In an age when the average life expectancy for white Americans was 47, and surely lower in the slums, Annie would have expected some children to die. Life was a cup of sugar: borrowed, replaced. Perhaps it didn’t grieve Annie the way it grieves us today. When Somerstein, who works in a pharmacy, asks me to read aloud the causes of death of Annie’s children as recorded in the Mormon archive—“aedema of lungs, exhaustion w/tubercular pneumonia”; “merasmus” (severe malnutrition); “diphtheria and broncho-pneumonia”; “haemophilia … bleeding from mouth continuously”: “enterocolitis for 24 days”; “chronic valvular disease”—she starts to cry.
“Diseases of neglect,” she whispers.
“Of poverty,” I suggest.
“Neglect,” she insists. “I hear that list and I think of Angela’s Ashes. I don’t want Annie to be an Angela! I think the Irish brought that kind of hard life with them. It has to do with the British presence. If you can have national low self-esteem and at the same time be very arrogant, that was Ireland.
“I guess I’m just comparing it to what happened to Jewish immigrants. My father, who was Jewish, was just as poor as my Irish relatives, but no one in his family died as a baby of malnutrition. The Jews created a lot of organizations almost immediately because no one helped them for thousands of years. The Irish trusted the church. What I don’t understand is how the church they were so loyal to betrayed them.”
This Annie was not the kind of hero American stories are made of; no wonder the world seemed bent on wiping out any vestige of her.
But perhaps the church didn’t betray them completely. How else but with its help could Annie, if not Mrs. Doherty, have managed to bury so many children?

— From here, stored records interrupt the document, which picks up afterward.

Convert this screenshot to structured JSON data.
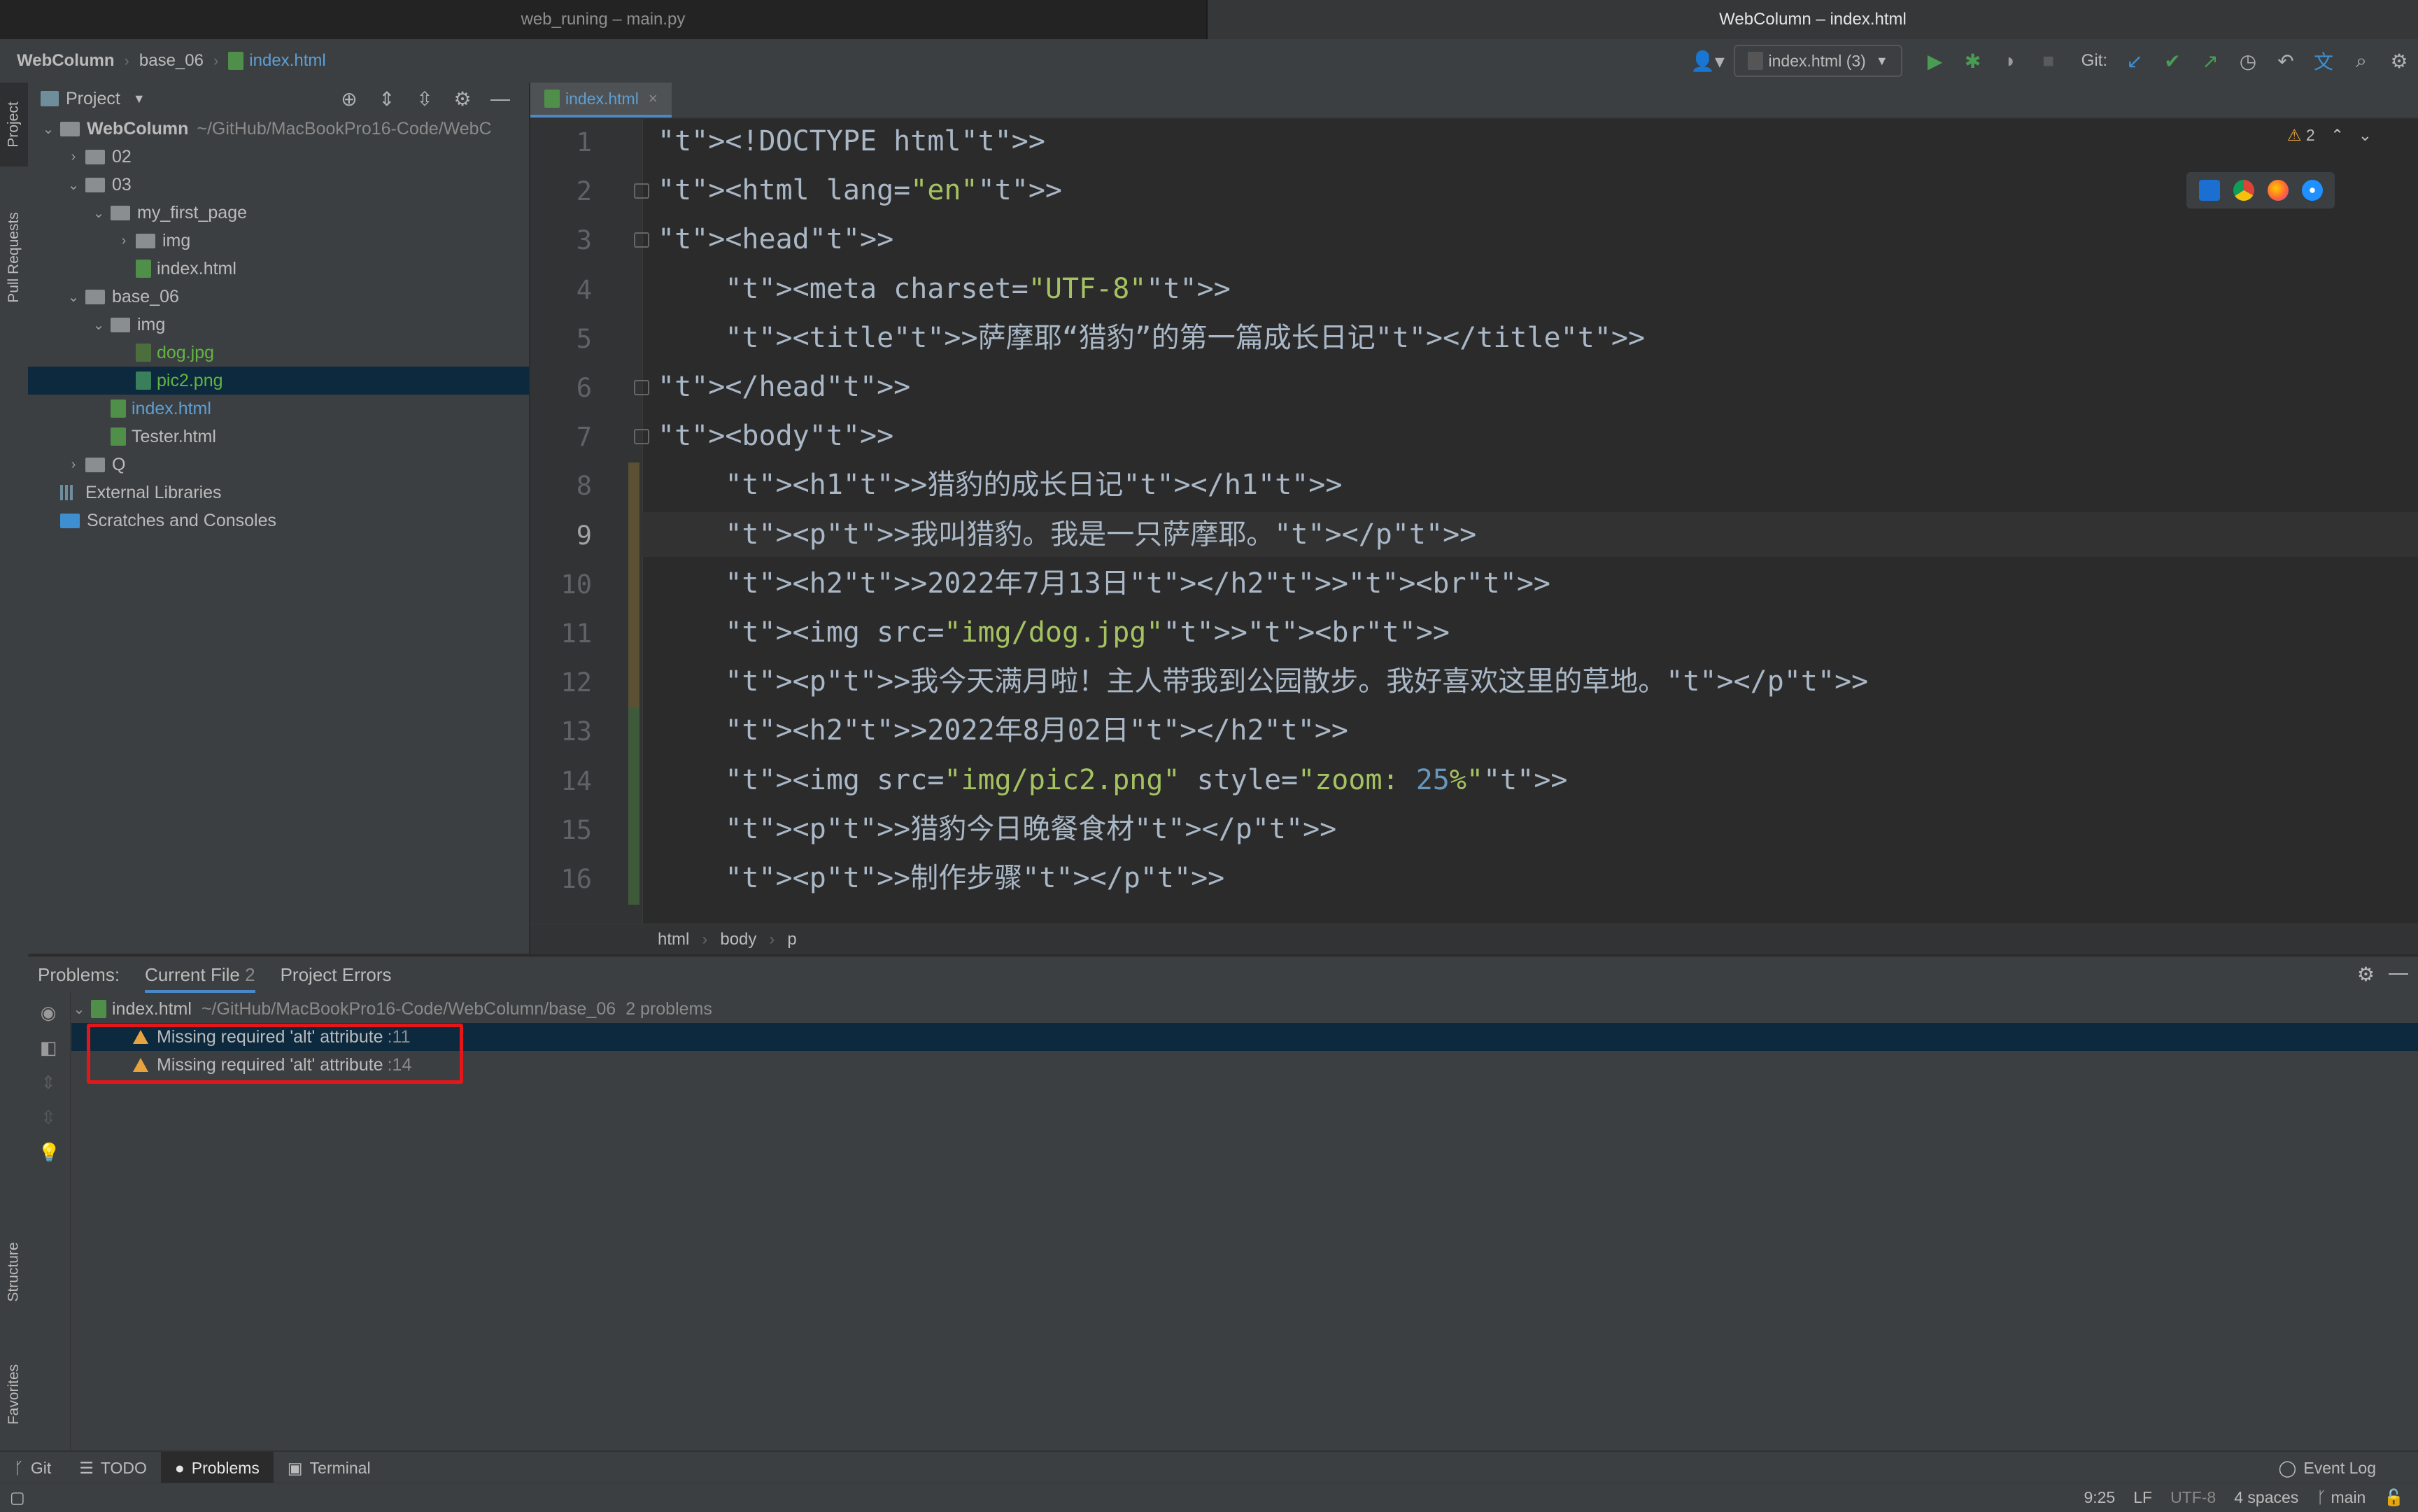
{
  "windows": {
    "left_title": "web_runing – main.py",
    "right_title": "WebColumn – index.html"
  },
  "navbar": {
    "breadcrumb": [
      "WebColumn",
      "base_06",
      "index.html"
    ],
    "run_config": "index.html (3)",
    "git_label": "Git:"
  },
  "left_stripe": {
    "project": "Project",
    "pull_requests": "Pull Requests",
    "structure": "Structure",
    "favorites": "Favorites"
  },
  "project_panel": {
    "title": "Project",
    "tree": [
      {
        "label": "WebColumn",
        "extra": "~/GitHub/MacBookPro16-Code/WebC",
        "level": 0,
        "arrow": "open",
        "kind": "folder"
      },
      {
        "label": "02",
        "level": 1,
        "arrow": "closed",
        "kind": "folder"
      },
      {
        "label": "03",
        "level": 1,
        "arrow": "open",
        "kind": "folder"
      },
      {
        "label": "my_first_page",
        "level": 2,
        "arrow": "open",
        "kind": "folder"
      },
      {
        "label": "img",
        "level": 3,
        "arrow": "closed",
        "kind": "folder"
      },
      {
        "label": "index.html",
        "level": 3,
        "arrow": "none",
        "kind": "html"
      },
      {
        "label": "base_06",
        "level": 1,
        "arrow": "open",
        "kind": "folder"
      },
      {
        "label": "img",
        "level": 2,
        "arrow": "open",
        "kind": "folder"
      },
      {
        "label": "dog.jpg",
        "level": 3,
        "arrow": "none",
        "kind": "jpg"
      },
      {
        "label": "pic2.png",
        "level": 3,
        "arrow": "none",
        "kind": "png"
      },
      {
        "label": "index.html",
        "level": 2,
        "arrow": "none",
        "kind": "html"
      },
      {
        "label": "Tester.html",
        "level": 2,
        "arrow": "none",
        "kind": "html"
      },
      {
        "label": "Q",
        "level": 1,
        "arrow": "closed",
        "kind": "folder"
      },
      {
        "label": "External Libraries",
        "level": 0,
        "arrow": "none",
        "kind": "lib"
      },
      {
        "label": "Scratches and Consoles",
        "level": 0,
        "arrow": "none",
        "kind": "scratch"
      }
    ]
  },
  "editor": {
    "tab": "index.html",
    "warning_count": "2",
    "current_line": 9,
    "line_numbers": [
      "1",
      "2",
      "3",
      "4",
      "5",
      "6",
      "7",
      "8",
      "9",
      "10",
      "11",
      "12",
      "13",
      "14",
      "15",
      "16"
    ],
    "lines": [
      "<!DOCTYPE html>",
      "<html lang=\"en\">",
      "<head>",
      "    <meta charset=\"UTF-8\">",
      "    <title>萨摩耶“猎豹”的第一篇成长日记</title>",
      "</head>",
      "<body>",
      "    <h1>猎豹的成长日记</h1>",
      "    <p>我叫猎豹。我是一只萨摩耶。</p>",
      "    <h2>2022年7月13日</h2><br>",
      "    <img src=\"img/dog.jpg\"><br>",
      "    <p>我今天满月啦！主人带我到公园散步。我好喜欢这里的草地。</p>",
      "    <h2>2022年8月02日</h2>",
      "    <img src=\"img/pic2.png\" style=\"zoom: 25%\">",
      "    <p>猎豹今日晚餐食材</p>",
      "    <p>制作步骤</p>"
    ],
    "breadcrumbs": [
      "html",
      "body",
      "p"
    ]
  },
  "problems": {
    "label": "Problems:",
    "tabs": [
      {
        "label": "Current File",
        "count": "2"
      },
      {
        "label": "Project Errors",
        "count": ""
      }
    ],
    "file": {
      "name": "index.html",
      "path": "~/GitHub/MacBookPro16-Code/WebColumn/base_06",
      "summary": "2 problems"
    },
    "items": [
      {
        "message": "Missing required 'alt' attribute",
        "line": ":11"
      },
      {
        "message": "Missing required 'alt' attribute",
        "line": ":14"
      }
    ]
  },
  "bottom_tabs": {
    "git": "Git",
    "todo": "TODO",
    "problems": "Problems",
    "terminal": "Terminal",
    "event_log": "Event Log"
  },
  "status": {
    "position": "9:25",
    "line_sep": "LF",
    "encoding": "UTF-8",
    "indent": "4 spaces",
    "branch": "main"
  },
  "colors": {
    "accent": "#4a88c7",
    "warning": "#e8a33d",
    "highlight_box": "#e5161a",
    "tag": "#e8bf6a",
    "string": "#a5c261"
  }
}
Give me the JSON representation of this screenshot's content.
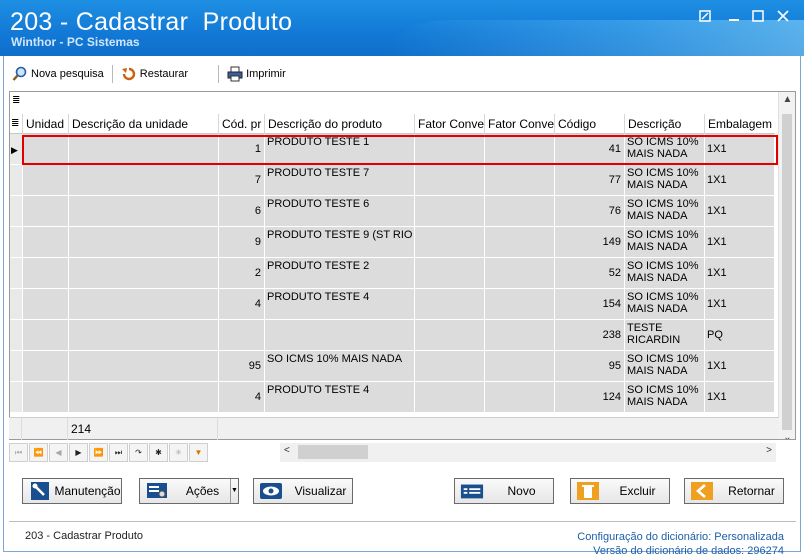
{
  "window": {
    "title": "203 - Cadastrar  Produto",
    "subtitle": "Winthor - PC Sistemas"
  },
  "toolbar": {
    "nova_pesquisa": "Nova pesquisa",
    "restaurar": "Restaurar",
    "imprimir": "Imprimir"
  },
  "grid": {
    "menu_icon": "≣",
    "columns": [
      "Unidad",
      "Descrição da unidade",
      "Cód. pr",
      "Descrição do produto",
      "Fator Conve",
      "Fator Conve",
      "Código",
      "Descrição",
      "Embalagem"
    ],
    "rows": [
      {
        "cod": "1",
        "desc": "PRODUTO TESTE 1",
        "codigo": "41",
        "descricao1": "SO ICMS 10%",
        "descricao2": "MAIS NADA",
        "emb": "1X1"
      },
      {
        "cod": "7",
        "desc": "PRODUTO TESTE 7",
        "codigo": "77",
        "descricao1": "SO ICMS 10%",
        "descricao2": "MAIS NADA",
        "emb": "1X1"
      },
      {
        "cod": "6",
        "desc": "PRODUTO TESTE 6",
        "codigo": "76",
        "descricao1": "SO ICMS 10%",
        "descricao2": "MAIS NADA",
        "emb": "1X1"
      },
      {
        "cod": "9",
        "desc": "PRODUTO TESTE 9 (ST RIO DE",
        "codigo": "149",
        "descricao1": "SO ICMS 10%",
        "descricao2": "MAIS NADA",
        "emb": "1X1"
      },
      {
        "cod": "2",
        "desc": "PRODUTO TESTE 2",
        "codigo": "52",
        "descricao1": "SO ICMS 10%",
        "descricao2": "MAIS NADA",
        "emb": "1X1"
      },
      {
        "cod": "4",
        "desc": "PRODUTO TESTE 4",
        "codigo": "154",
        "descricao1": "SO ICMS 10%",
        "descricao2": "MAIS NADA",
        "emb": "1X1"
      },
      {
        "cod": "",
        "desc": "",
        "codigo": "238",
        "descricao1": "TESTE",
        "descricao2": "RICARDIN",
        "emb": "PQ"
      },
      {
        "cod": "95",
        "desc": "SO ICMS 10% MAIS NADA",
        "codigo": "95",
        "descricao1": "SO ICMS 10%",
        "descricao2": "MAIS NADA",
        "emb": "1X1"
      },
      {
        "cod": "4",
        "desc": "PRODUTO TESTE 4",
        "codigo": "124",
        "descricao1": "SO ICMS 10%",
        "descricao2": "MAIS NADA",
        "emb": "1X1"
      }
    ],
    "footer_count": "214"
  },
  "buttons": {
    "manutencao": "Manutenção",
    "acoes": "Ações",
    "visualizar": "Visualizar",
    "novo": "Novo",
    "excluir": "Excluir",
    "retornar": "Retornar"
  },
  "status": {
    "left": "203 - Cadastrar  Produto",
    "config_label": "Configuração do dicionário:",
    "config_value": "Personalizada",
    "versao_label": "Versão do dicionário de dados:",
    "versao_value": "296274"
  },
  "colors": {
    "title_blue": "#1279d6",
    "selection_red": "#e00000"
  }
}
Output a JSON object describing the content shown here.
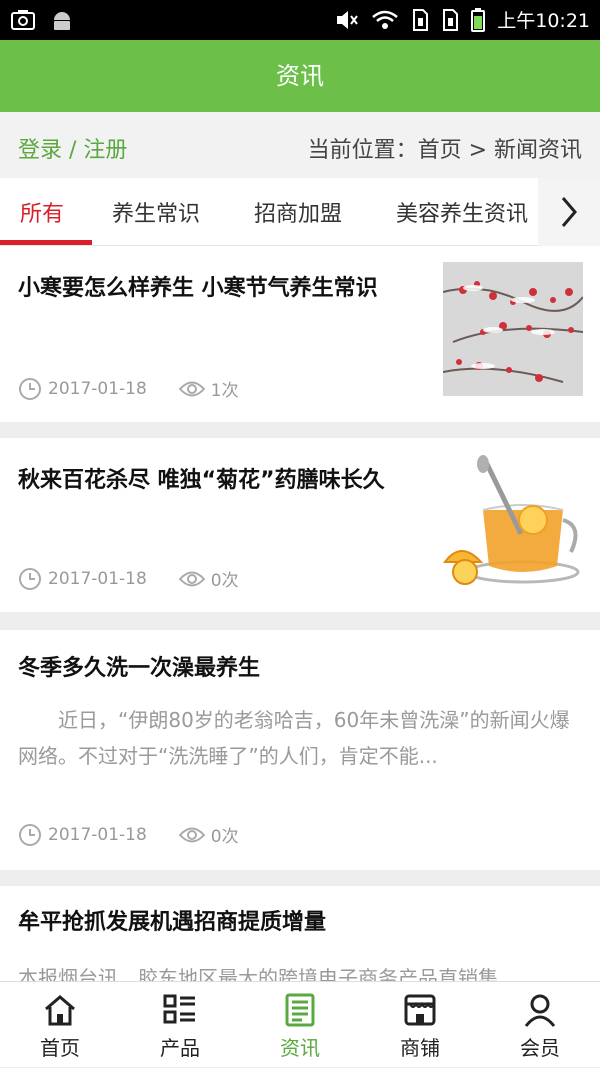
{
  "status": {
    "time": "上午10:21"
  },
  "header": {
    "title": "资讯"
  },
  "location": {
    "login": "登录 / 注册",
    "breadcrumb": "当前位置：首页 > 新闻资讯"
  },
  "tabs": [
    {
      "label": "所有",
      "active": true
    },
    {
      "label": "养生常识"
    },
    {
      "label": "招商加盟"
    },
    {
      "label": "美容养生资讯"
    }
  ],
  "articles": [
    {
      "title": "小寒要怎么样养生 小寒节气养生常识",
      "date": "2017-01-18",
      "views": "1次"
    },
    {
      "title": "秋来百花杀尽 唯独“菊花”药膳味长久",
      "date": "2017-01-18",
      "views": "0次"
    },
    {
      "title": "冬季多久洗一次澡最养生",
      "excerpt": "近日，“伊朗80岁的老翁哈吉，60年未曾洗澡”的新闻火爆网络。不过对于“洗洗睡了”的人们，肯定不能...",
      "date": "2017-01-18",
      "views": "0次"
    },
    {
      "title": "牟平抢抓发展机遇招商提质增量",
      "excerpt": "本报烟台讯　胶东地区最大的跨境电子商务产品直销集"
    }
  ],
  "nav": [
    {
      "label": "首页",
      "icon": "home-icon"
    },
    {
      "label": "产品",
      "icon": "list-icon"
    },
    {
      "label": "资讯",
      "icon": "news-icon",
      "active": true
    },
    {
      "label": "商铺",
      "icon": "store-icon"
    },
    {
      "label": "会员",
      "icon": "user-icon"
    }
  ],
  "colors": {
    "brand": "#6cc04a",
    "active_tab": "#d9202a"
  }
}
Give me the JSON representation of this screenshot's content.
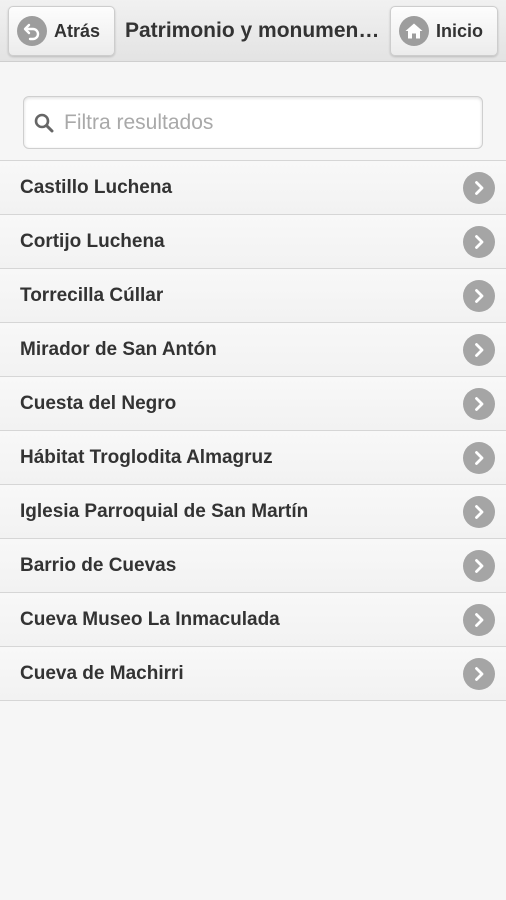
{
  "header": {
    "back_label": "Atrás",
    "title": "Patrimonio y monumentos",
    "home_label": "Inicio"
  },
  "search": {
    "placeholder": "Filtra resultados",
    "value": ""
  },
  "list": {
    "items": [
      {
        "label": "Castillo Luchena"
      },
      {
        "label": "Cortijo Luchena"
      },
      {
        "label": "Torrecilla Cúllar"
      },
      {
        "label": "Mirador de San Antón"
      },
      {
        "label": "Cuesta del Negro"
      },
      {
        "label": "Hábitat Troglodita Almagruz"
      },
      {
        "label": "Iglesia Parroquial de San Martín"
      },
      {
        "label": "Barrio de Cuevas"
      },
      {
        "label": "Cueva Museo La Inmaculada"
      },
      {
        "label": "Cueva de Machirri"
      }
    ]
  },
  "icons": {
    "back": "back-arrow-icon",
    "home": "home-icon",
    "search": "search-icon",
    "item": "chevron-right-icon"
  },
  "colors": {
    "icon_bg": "#9d9d9d",
    "text": "#333333",
    "background": "#f6f6f6"
  }
}
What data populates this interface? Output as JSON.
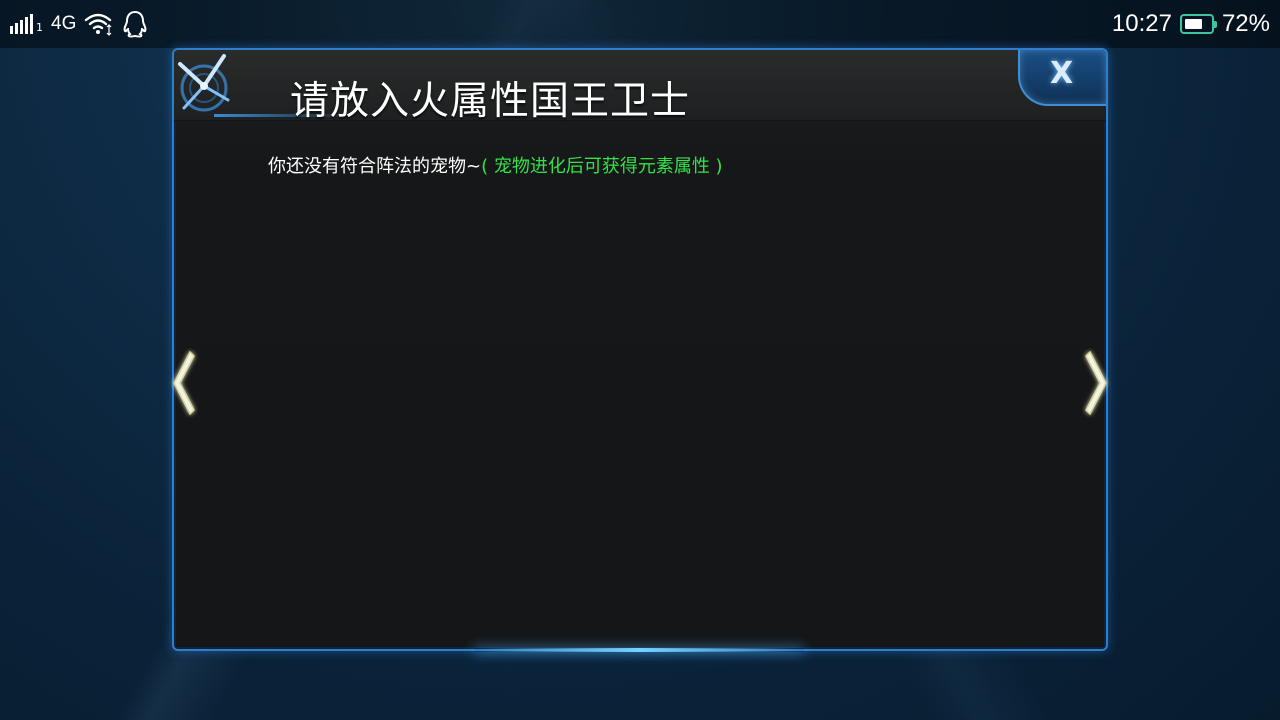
{
  "status_bar": {
    "network": "4G",
    "signal_sub": "1",
    "time": "10:27",
    "battery_percent_text": "72%",
    "battery_level": 0.72,
    "icons": [
      "signal-icon",
      "wifi-icon",
      "qq-icon",
      "battery-icon"
    ]
  },
  "dialog": {
    "title": "请放入火属性国王卫士",
    "message_white": "你还没有符合阵法的宠物~",
    "message_green": "( 宠物进化后可获得元素属性 )",
    "close_icon": "close-icon"
  },
  "navigation": {
    "prev_icon": "chevron-left-icon",
    "next_icon": "chevron-right-icon"
  },
  "colors": {
    "accent_blue": "#2e7fc9",
    "hint_green": "#35e04a",
    "battery_green": "#3ec6a0"
  }
}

The “wrong” Annie’s family, notified by Megan Smolenyak, was “cool about it,” she reports. They’d had a nice run for more than decade, being fêted and hobnobbing with the president of Ireland. It was all perfectly innocent: “You could say it was wishful thinking.”
The “right” Annie’s family had a more complicated response. They were fascinated to meet one another, for the first time, at a genealogical gathering in New York, and to discover how diverse the line had become, with Dominicans, Chinese, Jews, and Italians now among their ranks. They could not fail to note how much better off and better educated they were, too. Putting food on the table is no longer a top concern for any of them.
That a legacy has no monetary value does not, however, mean heirs won’t squabble over it. After Smolenyak split the $1,000 bounty between Somerstein and Commissioner Andersson, problems began. Both pledged their winnings toward the creation of a headstone to mark Annie’s grave in Calvary Cemetery, but by the time another branch of Annie’s descendants started asking Somerstein for her contribution, she and some other relatives had become leery of the whole hagiographic project. The design alone was budgeted at $12,000; it featured a Celtic cross in Irish blue limestone, Celtic knots, an Irish harp, two garlands of shamrocks, an etching of the $10 gold coin, and a sprig of cherry blossoms to represent Annie’s years on Cherry Street.
“I’m glad she didn’t live on Broome Street!” Maureen Peterson harrumphs. “Instead of such an exquisite headstone, a plainer one would have been appropriate, and then send some money for poor children here or in Ireland. To me, it’s just a weight on her chest.” As for Somerstein, she eventually gave her winnings to Jane Goodall’s foundation.
Nevertheless, the stone was dedicated at a ceremony in 2008. Among those in attendance was the tenor Ronan Tynan, singing the still-inaccurate ballad.
At a political moment in which new immigrants are welcomed with ever-higher walls, the competition to embrace Ellis Island’s first seems almost poignant. Formerly one kind of symbol, Annie Moore is now becoming another. But of what? The nearly bankrupt Save Ellis Island website lists a $500 membership level called the Annie Moore Society. A Gaelic phrase carved on the tombstone means “May their noble souls rest in peace.” “Some family members want everything to be holy,” says Peterson. “For them, she should have walked over on water instead of taken the ship.”
In truth, the Moore family story is not so noble; they were shanty, not lace-curtain, Irish, says Somerstein. Their story included, as many do, premarital pregnancy, heavy drinking, and, in the case of Annie’s mother, years in an institution. Or are those once-shameful facts now inseparable from nobility? “When she got off the boat, freezing her big butt off, her walk up Broadway was not to a fancy home,” says Shulman. “The great miracle is that starting with this totally down-and-out Irish immigrant, look what’s become of her family! And in a relatively brief period of time, compared with other countries. It’s the American Dream.”